<<<<

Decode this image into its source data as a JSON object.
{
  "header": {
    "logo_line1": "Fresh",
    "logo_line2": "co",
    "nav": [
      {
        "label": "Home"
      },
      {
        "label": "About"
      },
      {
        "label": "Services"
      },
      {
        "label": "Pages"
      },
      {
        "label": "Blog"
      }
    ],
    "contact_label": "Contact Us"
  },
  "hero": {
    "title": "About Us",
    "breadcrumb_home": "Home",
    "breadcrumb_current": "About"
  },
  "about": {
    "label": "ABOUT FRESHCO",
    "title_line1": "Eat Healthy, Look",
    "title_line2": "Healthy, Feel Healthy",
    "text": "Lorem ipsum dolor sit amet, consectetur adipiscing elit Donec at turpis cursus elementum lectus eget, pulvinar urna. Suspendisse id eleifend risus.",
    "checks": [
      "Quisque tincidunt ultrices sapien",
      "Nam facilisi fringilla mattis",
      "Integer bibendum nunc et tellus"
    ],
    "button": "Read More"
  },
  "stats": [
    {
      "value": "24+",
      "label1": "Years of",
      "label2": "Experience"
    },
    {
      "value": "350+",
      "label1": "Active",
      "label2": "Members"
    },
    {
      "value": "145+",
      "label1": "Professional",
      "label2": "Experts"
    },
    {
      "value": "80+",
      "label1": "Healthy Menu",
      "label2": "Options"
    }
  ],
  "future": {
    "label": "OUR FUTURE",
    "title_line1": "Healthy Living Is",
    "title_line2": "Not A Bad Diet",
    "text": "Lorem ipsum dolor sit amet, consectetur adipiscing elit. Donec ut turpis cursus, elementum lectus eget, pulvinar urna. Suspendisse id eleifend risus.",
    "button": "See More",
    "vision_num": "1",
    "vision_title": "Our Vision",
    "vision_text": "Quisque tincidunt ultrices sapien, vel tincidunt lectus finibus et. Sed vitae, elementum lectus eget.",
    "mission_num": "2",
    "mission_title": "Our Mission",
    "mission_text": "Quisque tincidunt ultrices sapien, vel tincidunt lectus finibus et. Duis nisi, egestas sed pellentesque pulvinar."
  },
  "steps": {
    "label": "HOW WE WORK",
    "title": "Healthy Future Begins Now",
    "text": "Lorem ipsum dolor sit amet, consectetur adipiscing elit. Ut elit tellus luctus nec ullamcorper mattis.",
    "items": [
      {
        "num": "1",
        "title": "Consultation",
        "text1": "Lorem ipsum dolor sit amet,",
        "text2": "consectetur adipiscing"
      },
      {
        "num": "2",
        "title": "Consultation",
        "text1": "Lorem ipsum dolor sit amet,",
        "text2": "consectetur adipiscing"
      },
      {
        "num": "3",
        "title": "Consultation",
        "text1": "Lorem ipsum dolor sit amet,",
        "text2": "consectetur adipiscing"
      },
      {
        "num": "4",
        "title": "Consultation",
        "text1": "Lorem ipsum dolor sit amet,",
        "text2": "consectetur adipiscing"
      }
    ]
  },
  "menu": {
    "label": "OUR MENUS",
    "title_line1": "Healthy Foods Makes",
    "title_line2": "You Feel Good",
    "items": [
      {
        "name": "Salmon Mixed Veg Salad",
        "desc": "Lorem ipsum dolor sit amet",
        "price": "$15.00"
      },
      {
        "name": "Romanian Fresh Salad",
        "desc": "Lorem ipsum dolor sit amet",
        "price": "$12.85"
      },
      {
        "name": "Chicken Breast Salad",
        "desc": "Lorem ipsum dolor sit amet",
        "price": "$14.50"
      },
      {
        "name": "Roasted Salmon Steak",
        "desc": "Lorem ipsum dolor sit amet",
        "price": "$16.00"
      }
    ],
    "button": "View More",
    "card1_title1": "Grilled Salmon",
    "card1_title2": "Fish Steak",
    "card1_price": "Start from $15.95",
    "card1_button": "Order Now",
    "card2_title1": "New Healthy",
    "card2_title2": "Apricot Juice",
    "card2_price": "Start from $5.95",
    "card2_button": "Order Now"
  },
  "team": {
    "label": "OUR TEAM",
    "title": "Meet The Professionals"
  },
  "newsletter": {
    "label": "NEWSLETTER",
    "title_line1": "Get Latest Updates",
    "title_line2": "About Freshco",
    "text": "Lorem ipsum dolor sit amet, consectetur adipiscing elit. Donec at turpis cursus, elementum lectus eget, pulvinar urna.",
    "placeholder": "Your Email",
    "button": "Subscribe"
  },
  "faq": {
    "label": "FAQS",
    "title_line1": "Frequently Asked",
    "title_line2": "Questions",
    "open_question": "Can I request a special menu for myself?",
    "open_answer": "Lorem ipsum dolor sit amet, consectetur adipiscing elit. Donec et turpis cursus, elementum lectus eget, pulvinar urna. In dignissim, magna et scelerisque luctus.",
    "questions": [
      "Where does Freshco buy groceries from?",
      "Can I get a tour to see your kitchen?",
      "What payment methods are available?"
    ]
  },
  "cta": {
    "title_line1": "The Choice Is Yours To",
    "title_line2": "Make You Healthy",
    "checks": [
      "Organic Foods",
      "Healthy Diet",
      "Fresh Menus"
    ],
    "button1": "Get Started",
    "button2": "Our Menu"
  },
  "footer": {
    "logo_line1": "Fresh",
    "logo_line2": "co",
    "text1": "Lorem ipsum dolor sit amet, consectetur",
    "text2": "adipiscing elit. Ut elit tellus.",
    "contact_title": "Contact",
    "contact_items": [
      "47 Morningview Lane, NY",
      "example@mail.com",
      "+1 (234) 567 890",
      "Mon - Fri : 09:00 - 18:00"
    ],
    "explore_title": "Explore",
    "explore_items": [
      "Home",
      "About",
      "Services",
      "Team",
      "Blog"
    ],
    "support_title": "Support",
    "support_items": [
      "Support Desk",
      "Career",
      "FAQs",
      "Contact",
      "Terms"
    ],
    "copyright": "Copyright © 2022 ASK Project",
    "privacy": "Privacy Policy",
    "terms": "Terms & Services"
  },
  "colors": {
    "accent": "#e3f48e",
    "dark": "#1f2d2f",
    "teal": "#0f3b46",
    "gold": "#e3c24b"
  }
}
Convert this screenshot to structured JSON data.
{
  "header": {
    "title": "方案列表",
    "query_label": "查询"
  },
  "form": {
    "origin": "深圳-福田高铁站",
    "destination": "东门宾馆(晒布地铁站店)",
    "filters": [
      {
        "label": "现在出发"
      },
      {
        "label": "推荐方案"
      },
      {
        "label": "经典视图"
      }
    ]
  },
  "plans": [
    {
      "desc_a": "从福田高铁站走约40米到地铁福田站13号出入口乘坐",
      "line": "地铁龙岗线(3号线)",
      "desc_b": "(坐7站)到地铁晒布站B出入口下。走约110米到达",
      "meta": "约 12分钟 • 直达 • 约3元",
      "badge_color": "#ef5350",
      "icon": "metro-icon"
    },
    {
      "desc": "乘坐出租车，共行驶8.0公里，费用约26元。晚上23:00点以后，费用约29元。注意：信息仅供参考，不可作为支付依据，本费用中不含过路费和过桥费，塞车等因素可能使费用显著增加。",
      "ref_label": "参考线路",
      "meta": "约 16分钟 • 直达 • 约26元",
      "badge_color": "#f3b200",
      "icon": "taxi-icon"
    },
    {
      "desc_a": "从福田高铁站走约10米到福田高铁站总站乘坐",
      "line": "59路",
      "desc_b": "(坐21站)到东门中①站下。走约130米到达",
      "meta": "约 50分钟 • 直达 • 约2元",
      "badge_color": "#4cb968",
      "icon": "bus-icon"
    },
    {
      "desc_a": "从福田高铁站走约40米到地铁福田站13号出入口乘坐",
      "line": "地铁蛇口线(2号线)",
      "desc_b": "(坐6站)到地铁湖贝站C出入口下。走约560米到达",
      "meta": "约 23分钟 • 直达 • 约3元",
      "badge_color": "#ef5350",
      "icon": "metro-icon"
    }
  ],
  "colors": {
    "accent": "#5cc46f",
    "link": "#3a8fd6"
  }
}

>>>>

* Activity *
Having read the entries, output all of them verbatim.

* Task response *
Decode this image into its source data as a JSON object.
{
  "header": {
    "logo_line1": "Fresh",
    "logo_line2": "co",
    "nav": [
      {
        "label": "Home"
      },
      {
        "label": "About"
      },
      {
        "label": "Services"
      },
      {
        "label": "Pages"
      },
      {
        "label": "Blog"
      }
    ],
    "contact_label": "Contact Us"
  },
  "hero": {
    "title": "About Us",
    "breadcrumb_home": "Home",
    "breadcrumb_current": "About"
  },
  "about": {
    "label": "ABOUT FRESHCO",
    "title_line1": "Eat Healthy, Look",
    "title_line2": "Healthy, Feel Healthy",
    "text": "Lorem ipsum dolor sit amet, consectetur adipiscing elit Donec at turpis cursus elementum lectus eget, pulvinar urna. Suspendisse id eleifend risus.",
    "checks": [
      "Quisque tincidunt ultrices sapien",
      "Nam facilisi fringilla mattis",
      "Integer bibendum nunc et tellus"
    ],
    "button": "Read More"
  },
  "stats": [
    {
      "value": "24+",
      "label1": "Years of",
      "label2": "Experience"
    },
    {
      "value": "350+",
      "label1": "Active",
      "label2": "Members"
    },
    {
      "value": "145+",
      "label1": "Professional",
      "label2": "Experts"
    },
    {
      "value": "80+",
      "label1": "Healthy Menu",
      "label2": "Options"
    }
  ],
  "future": {
    "label": "OUR FUTURE",
    "title_line1": "Healthy Living Is",
    "title_line2": "Not A Bad Diet",
    "text": "Lorem ipsum dolor sit amet, consectetur adipiscing elit. Donec ut turpis cursus, elementum lectus eget, pulvinar urna. Suspendisse id eleifend risus.",
    "button": "See More",
    "vision_num": "1",
    "vision_title": "Our Vision",
    "vision_text": "Quisque tincidunt ultrices sapien, vel tincidunt lectus finibus et. Sed vitae, elementum lectus eget.",
    "mission_num": "2",
    "mission_title": "Our Mission",
    "mission_text": "Quisque tincidunt ultrices sapien, vel tincidunt lectus finibus et. Duis nisi, egestas sed pellentesque pulvinar."
  },
  "steps": {
    "label": "HOW WE WORK",
    "title": "Healthy Future Begins Now",
    "text": "Lorem ipsum dolor sit amet, consectetur adipiscing elit. Ut elit tellus luctus nec ullamcorper mattis.",
    "items": [
      {
        "num": "1",
        "title": "Consultation",
        "text1": "Lorem ipsum dolor sit amet,",
        "text2": "consectetur adipiscing"
      },
      {
        "num": "2",
        "title": "Consultation",
        "text1": "Lorem ipsum dolor sit amet,",
        "text2": "consectetur adipiscing"
      },
      {
        "num": "3",
        "title": "Consultation",
        "text1": "Lorem ipsum dolor sit amet,",
        "text2": "consectetur adipiscing"
      },
      {
        "num": "4",
        "title": "Consultation",
        "text1": "Lorem ipsum dolor sit amet,",
        "text2": "consectetur adipiscing"
      }
    ]
  },
  "menu": {
    "label": "OUR MENUS",
    "title_line1": "Healthy Foods Makes",
    "title_line2": "You Feel Good",
    "items": [
      {
        "name": "Salmon Mixed Veg Salad",
        "desc": "Lorem ipsum dolor sit amet",
        "price": "$15.00"
      },
      {
        "name": "Romanian Fresh Salad",
        "desc": "Lorem ipsum dolor sit amet",
        "price": "$12.85"
      },
      {
        "name": "Chicken Breast Salad",
        "desc": "Lorem ipsum dolor sit amet",
        "price": "$14.50"
      },
      {
        "name": "Roasted Salmon Steak",
        "desc": "Lorem ipsum dolor sit amet",
        "price": "$16.00"
      }
    ],
    "button": "View More",
    "card1_title1": "Grilled Salmon",
    "card1_title2": "Fish Steak",
    "card1_price": "Start from $15.95",
    "card1_button": "Order Now",
    "card2_title1": "New Healthy",
    "card2_title2": "Apricot Juice",
    "card2_price": "Start from $5.95",
    "card2_button": "Order Now"
  },
  "team": {
    "label": "OUR TEAM",
    "title": "Meet The Professionals"
  },
  "newsletter": {
    "label": "NEWSLETTER",
    "title_line1": "Get Latest Updates",
    "title_line2": "About Freshco",
    "text": "Lorem ipsum dolor sit amet, consectetur adipiscing elit. Donec at turpis cursus, elementum lectus eget, pulvinar urna.",
    "placeholder": "Your Email",
    "button": "Subscribe"
  },
  "faq": {
    "label": "FAQS",
    "title_line1": "Frequently Asked",
    "title_line2": "Questions",
    "open_question": "Can I request a special menu for myself?",
    "open_answer": "Lorem ipsum dolor sit amet, consectetur adipiscing elit. Donec et turpis cursus, elementum lectus eget, pulvinar urna. In dignissim, magna et scelerisque luctus.",
    "questions": [
      "Where does Freshco buy groceries from?",
      "Can I get a tour to see your kitchen?",
      "What payment methods are available?"
    ]
  },
  "cta": {
    "title_line1": "The Choice Is Yours To",
    "title_line2": "Make You Healthy",
    "checks": [
      "Organic Foods",
      "Healthy Diet",
      "Fresh Menus"
    ],
    "button1": "Get Started",
    "button2": "Our Menu"
  },
  "footer": {
    "logo_line1": "Fresh",
    "logo_line2": "co",
    "text1": "Lorem ipsum dolor sit amet, consectetur",
    "text2": "adipiscing elit. Ut elit tellus.",
    "contact_title": "Contact",
    "contact_items": [
      "47 Morningview Lane, NY",
      "example@mail.com",
      "+1 (234) 567 890",
      "Mon - Fri : 09:00 - 18:00"
    ],
    "explore_title": "Explore",
    "explore_items": [
      "Home",
      "About",
      "Services",
      "Team",
      "Blog"
    ],
    "support_title": "Support",
    "support_items": [
      "Support Desk",
      "Career",
      "FAQs",
      "Contact",
      "Terms"
    ],
    "copyright": "Copyright © 2022 ASK Project",
    "privacy": "Privacy Policy",
    "terms": "Terms & Services"
  },
  "colors": {
    "accent": "#e3f48e",
    "dark": "#1f2d2f",
    "teal": "#0f3b46",
    "gold": "#e3c24b"
  }
}
Convert this screenshot to structured JSON data.
{
  "header": {
    "title": "方案列表",
    "query_label": "查询"
  },
  "form": {
    "origin": "深圳-福田高铁站",
    "destination": "东门宾馆(晒布地铁站店)",
    "filters": [
      {
        "label": "现在出发"
      },
      {
        "label": "推荐方案"
      },
      {
        "label": "经典视图"
      }
    ]
  },
  "plans": [
    {
      "desc_a": "从福田高铁站走约40米到地铁福田站13号出入口乘坐",
      "line": "地铁龙岗线(3号线)",
      "desc_b": "(坐7站)到地铁晒布站B出入口下。走约110米到达",
      "meta": "约 12分钟 • 直达 • 约3元",
      "badge_color": "#ef5350",
      "icon": "metro-icon"
    },
    {
      "desc": "乘坐出租车，共行驶8.0公里，费用约26元。晚上23:00点以后，费用约29元。注意：信息仅供参考，不可作为支付依据，本费用中不含过路费和过桥费，塞车等因素可能使费用显著增加。",
      "ref_label": "参考线路",
      "meta": "约 16分钟 • 直达 • 约26元",
      "badge_color": "#f3b200",
      "icon": "taxi-icon"
    },
    {
      "desc_a": "从福田高铁站走约10米到福田高铁站总站乘坐",
      "line": "59路",
      "desc_b": "(坐21站)到东门中①站下。走约130米到达",
      "meta": "约 50分钟 • 直达 • 约2元",
      "badge_color": "#4cb968",
      "icon": "bus-icon"
    },
    {
      "desc_a": "从福田高铁站走约40米到地铁福田站13号出入口乘坐",
      "line": "地铁蛇口线(2号线)",
      "desc_b": "(坐6站)到地铁湖贝站C出入口下。走约560米到达",
      "meta": "约 23分钟 • 直达 • 约3元",
      "badge_color": "#ef5350",
      "icon": "metro-icon"
    }
  ],
  "colors": {
    "accent": "#5cc46f",
    "link": "#3a8fd6"
  }
}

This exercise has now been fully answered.